Wednesday, July 29, 2009

Bits and pieces

Slightly scary paragraph of the day:
Taser CEO Rick Smith and his brother, Chairman Tom Smith, unveiled the new device [a Taser that can shoot three barbs at once] to hundreds of law enforcement officers and distributors at the company's annual conference yesterday. They stood on stage, each holding two new Tasers, and fired six rounds a piece at metal targets to whoops and applause.
Don't worry, they're non-lethal. Right?

Garth-George-interest news of the day:
A Bay of Plenty baker has scooped New Zealand's best pie award for a record third time. Pat Lam [no relation... probably] of Gold Star Patrick's Pies in Tauranga won the supreme award with his creamy bacon, mushroom and cheese pie, the winner of the gourmet meat category.
Can't wait for tomorrow's column.

Advertorial of the day:
Ruby Giblin, 3, was among the thousands of Wagamama customers to tuck into a plate of free noodles yesterday when the restaurant declared it National Noodle Day and gave away free lunches at its five stores in Auckland, Wellington and Christchurch. Its Queen's Wharf, Wellington store gave away the most meals (472) closely followed by its Auckland's [sic] store in the Metropolis hotel with 470 meals.
Accompanied, of course, by a giant picture of a child attempting to eat noodles.
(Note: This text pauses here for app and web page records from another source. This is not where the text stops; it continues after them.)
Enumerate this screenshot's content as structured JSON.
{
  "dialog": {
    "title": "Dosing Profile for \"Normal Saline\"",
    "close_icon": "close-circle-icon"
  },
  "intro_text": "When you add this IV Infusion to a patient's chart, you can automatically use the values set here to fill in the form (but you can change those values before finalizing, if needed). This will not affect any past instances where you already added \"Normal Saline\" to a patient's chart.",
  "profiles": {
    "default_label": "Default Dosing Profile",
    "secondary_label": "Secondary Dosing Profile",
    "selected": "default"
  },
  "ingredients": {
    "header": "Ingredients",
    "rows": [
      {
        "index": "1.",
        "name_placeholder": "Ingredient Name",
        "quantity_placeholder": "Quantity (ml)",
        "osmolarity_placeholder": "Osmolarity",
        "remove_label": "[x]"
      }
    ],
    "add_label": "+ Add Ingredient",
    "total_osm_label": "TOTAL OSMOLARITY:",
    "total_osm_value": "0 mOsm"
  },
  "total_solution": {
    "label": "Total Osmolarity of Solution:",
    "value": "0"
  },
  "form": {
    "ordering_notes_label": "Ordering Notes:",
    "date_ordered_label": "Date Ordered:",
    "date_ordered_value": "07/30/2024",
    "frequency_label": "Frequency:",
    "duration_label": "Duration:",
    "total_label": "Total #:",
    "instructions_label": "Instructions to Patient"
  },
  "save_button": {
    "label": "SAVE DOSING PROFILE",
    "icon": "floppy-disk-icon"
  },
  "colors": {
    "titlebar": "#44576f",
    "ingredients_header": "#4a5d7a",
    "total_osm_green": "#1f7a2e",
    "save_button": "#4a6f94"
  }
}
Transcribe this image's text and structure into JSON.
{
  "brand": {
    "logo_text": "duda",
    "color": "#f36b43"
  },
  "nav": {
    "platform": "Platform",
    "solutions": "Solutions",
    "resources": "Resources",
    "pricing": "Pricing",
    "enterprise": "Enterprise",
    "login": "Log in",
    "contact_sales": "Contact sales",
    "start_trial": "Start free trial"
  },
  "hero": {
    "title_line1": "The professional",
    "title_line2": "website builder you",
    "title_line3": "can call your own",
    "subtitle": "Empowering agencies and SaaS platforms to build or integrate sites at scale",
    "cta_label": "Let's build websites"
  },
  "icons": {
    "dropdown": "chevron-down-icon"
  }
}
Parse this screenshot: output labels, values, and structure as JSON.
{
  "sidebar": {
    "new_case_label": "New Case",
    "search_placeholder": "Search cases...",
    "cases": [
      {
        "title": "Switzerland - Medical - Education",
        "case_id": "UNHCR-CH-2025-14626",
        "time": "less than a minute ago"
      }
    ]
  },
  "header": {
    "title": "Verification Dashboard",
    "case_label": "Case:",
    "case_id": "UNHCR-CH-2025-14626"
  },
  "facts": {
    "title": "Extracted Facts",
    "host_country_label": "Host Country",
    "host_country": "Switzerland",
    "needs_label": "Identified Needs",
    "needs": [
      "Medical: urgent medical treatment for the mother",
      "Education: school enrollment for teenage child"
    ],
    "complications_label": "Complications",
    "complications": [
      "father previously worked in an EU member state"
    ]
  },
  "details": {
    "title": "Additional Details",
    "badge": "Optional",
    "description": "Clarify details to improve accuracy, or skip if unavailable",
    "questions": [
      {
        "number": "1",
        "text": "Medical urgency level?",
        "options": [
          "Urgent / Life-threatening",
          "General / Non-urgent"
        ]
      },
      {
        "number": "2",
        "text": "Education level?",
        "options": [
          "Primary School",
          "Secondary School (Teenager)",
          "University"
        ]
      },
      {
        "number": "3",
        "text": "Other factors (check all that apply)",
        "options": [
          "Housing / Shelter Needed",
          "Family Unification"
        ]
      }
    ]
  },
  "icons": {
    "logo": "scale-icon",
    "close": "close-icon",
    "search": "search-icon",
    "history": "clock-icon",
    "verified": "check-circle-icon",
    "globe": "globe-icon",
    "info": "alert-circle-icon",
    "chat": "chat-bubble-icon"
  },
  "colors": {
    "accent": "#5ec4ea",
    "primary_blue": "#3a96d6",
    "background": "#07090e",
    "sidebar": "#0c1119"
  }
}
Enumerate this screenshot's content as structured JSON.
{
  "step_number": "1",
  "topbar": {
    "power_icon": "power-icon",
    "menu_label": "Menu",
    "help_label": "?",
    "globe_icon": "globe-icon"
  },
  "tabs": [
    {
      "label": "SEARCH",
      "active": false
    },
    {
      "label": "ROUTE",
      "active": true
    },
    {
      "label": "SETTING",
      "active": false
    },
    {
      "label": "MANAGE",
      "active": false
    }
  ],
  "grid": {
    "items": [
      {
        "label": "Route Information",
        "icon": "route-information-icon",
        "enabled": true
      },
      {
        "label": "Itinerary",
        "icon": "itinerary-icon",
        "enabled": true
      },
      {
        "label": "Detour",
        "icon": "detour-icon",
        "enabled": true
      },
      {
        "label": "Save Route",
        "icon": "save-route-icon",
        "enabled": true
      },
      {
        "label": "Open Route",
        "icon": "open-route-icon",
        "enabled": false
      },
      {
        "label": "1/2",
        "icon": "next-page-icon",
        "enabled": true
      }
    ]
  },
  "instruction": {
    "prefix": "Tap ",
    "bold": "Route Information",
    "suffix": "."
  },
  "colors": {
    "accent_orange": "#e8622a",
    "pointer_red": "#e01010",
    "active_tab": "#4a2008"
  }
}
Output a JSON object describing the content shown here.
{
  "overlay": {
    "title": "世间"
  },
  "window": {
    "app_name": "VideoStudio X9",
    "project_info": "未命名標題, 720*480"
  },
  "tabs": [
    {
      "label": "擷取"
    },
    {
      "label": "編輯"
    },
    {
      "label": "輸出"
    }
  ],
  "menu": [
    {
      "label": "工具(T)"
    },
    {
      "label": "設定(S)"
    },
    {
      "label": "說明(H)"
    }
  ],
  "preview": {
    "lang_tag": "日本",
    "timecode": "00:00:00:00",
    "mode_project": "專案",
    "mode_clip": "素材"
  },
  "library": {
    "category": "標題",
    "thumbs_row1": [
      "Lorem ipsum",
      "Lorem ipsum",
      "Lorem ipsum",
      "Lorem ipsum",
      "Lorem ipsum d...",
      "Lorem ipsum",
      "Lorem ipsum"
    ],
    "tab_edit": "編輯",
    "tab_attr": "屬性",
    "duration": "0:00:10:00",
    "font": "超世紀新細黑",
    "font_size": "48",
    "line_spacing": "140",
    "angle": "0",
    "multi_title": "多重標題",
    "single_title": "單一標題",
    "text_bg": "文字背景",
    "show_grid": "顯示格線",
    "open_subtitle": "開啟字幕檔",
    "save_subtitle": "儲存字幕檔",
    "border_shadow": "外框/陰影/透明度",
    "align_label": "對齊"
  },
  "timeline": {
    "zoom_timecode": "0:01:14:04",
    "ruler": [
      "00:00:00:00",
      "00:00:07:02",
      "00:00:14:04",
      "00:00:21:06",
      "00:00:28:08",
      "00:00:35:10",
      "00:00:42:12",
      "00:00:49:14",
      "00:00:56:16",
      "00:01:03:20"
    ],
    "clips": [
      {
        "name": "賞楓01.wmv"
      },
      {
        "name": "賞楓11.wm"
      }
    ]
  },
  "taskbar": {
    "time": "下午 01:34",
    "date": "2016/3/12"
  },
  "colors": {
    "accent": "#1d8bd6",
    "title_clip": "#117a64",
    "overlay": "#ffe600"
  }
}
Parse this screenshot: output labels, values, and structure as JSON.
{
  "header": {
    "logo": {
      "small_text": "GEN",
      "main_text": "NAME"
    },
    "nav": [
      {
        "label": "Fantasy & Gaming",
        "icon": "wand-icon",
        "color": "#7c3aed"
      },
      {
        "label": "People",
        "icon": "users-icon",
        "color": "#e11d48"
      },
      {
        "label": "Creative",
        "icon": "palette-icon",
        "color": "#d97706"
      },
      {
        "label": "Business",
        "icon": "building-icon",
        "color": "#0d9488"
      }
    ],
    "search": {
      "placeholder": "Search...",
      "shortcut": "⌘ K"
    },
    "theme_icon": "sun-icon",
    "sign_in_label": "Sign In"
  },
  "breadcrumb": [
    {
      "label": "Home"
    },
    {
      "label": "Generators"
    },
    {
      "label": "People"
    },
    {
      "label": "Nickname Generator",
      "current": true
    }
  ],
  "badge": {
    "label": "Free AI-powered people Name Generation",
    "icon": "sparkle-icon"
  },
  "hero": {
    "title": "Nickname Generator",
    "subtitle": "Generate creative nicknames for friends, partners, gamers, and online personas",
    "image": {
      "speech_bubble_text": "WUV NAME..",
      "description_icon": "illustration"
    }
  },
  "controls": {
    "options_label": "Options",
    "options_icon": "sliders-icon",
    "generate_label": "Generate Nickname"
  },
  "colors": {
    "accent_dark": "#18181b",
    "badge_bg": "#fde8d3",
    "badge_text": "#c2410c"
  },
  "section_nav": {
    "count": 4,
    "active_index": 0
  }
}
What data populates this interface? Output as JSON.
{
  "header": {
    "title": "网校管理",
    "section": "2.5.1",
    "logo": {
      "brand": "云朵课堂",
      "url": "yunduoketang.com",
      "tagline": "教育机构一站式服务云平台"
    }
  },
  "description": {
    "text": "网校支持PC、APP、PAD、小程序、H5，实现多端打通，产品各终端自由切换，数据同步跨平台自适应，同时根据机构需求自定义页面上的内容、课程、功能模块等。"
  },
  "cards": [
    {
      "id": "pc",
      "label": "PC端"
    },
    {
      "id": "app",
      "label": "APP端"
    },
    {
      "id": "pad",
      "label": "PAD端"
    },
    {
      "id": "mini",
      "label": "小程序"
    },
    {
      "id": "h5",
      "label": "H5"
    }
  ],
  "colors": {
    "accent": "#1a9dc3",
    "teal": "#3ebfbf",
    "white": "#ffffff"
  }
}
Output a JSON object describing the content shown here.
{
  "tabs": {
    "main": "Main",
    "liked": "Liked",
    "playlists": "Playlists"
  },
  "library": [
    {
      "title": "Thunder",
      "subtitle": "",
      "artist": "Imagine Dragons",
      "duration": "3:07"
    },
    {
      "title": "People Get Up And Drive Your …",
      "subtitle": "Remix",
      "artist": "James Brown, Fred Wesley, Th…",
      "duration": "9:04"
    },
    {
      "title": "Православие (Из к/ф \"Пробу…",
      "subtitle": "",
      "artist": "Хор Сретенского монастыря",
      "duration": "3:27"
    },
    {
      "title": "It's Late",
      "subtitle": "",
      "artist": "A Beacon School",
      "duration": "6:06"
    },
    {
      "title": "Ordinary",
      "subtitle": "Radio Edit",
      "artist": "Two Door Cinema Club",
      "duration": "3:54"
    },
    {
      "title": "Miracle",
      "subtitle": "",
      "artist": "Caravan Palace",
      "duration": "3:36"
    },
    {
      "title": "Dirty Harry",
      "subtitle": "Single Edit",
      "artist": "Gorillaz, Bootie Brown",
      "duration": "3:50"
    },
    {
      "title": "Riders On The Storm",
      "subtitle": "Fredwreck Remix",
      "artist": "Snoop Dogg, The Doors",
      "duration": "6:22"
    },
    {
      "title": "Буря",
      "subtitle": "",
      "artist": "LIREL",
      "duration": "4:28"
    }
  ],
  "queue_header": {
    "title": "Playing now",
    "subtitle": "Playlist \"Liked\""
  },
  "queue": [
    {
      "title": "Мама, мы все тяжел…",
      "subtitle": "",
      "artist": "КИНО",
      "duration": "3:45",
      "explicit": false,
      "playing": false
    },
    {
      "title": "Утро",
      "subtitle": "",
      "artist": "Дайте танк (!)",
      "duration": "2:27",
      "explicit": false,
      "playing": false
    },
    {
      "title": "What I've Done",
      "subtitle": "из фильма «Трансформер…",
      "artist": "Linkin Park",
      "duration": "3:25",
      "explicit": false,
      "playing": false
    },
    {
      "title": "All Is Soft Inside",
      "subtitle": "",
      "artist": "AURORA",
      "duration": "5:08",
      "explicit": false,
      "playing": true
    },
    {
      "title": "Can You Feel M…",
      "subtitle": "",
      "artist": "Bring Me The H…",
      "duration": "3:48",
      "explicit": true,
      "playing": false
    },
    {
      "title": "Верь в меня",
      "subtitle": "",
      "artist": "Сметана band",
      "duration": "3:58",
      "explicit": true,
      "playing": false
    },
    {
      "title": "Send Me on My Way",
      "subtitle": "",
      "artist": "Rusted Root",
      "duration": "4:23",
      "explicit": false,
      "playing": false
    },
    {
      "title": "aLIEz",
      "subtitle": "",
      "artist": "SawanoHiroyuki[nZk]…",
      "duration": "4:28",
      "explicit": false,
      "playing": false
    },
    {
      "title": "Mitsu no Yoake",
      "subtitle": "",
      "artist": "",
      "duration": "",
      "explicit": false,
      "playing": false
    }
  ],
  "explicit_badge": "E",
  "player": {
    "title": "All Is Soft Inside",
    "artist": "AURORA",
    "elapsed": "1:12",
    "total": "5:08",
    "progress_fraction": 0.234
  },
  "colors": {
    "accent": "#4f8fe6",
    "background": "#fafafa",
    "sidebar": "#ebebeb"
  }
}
It's good to know that, despite staff cuts, the Herald still has enough journalists to cover the big stories.


Also, can I just point out that the Herald I bought today came stuffed with not one, not two, but three identical copies of the Herald Jobs supplement. If that's intended as a hint: I just got a job, thanks very much! But as a solution to the general employment crisis it's inspired.

Only one copy of Viva, unfortunately.


  1. You don't imagine a journalist went anywhere near that Wagamama story, do you? It has "Press release" written all over it.

  2. Indeed. Well that's even worse...

  3. I hear they can cover anything within walking distance. If it's really big they can drive.
    But no sleep-overs.

  4. They do have the District Court right across the street, which is handy for crime coverage...

  5. What would you idiots know? That was "reporting", not journalism. There's an important difference. Reporters just go out and write about whatever they see, with no interpretation whatsoever.

  6. I can't tell whether George is being ironic. For a start, reporters are journalists, right? Then there's the aspect of it being basically a press release for a restaurant chain - unless 'National Noodle Day' has some significance that I'm missing. Surely, even if reporters 'just go out and write about whatever they see' that doesn't mean that everything they see is worthy of being in a major newspaper.

  7. Off topic...

    Picture caption:
    "Rob Mokaraka came at police with a meat cleaver."

    "...he advanced...with what appeared to be a firearm wrapped in a towel..."

    One of these things is not like the other?

  8. Rather than 'national noodle day', they should have called it 'national loss of dignity day'. Is there anything more pathetic that seeing people queing for more than an hour to get $15 worth of free food? Show some fucking pride, people.

  9. noizy: Perhaps a meat cleaver wrapped in a towel. Yeah, that makes sense.

    JP: "$15 worth".

  10. I think he had a meat cleaver visible and two knives wrapped in a towel which the police (not unreasonably I suppose) took to be a firearm. Due to the towel-wrapping.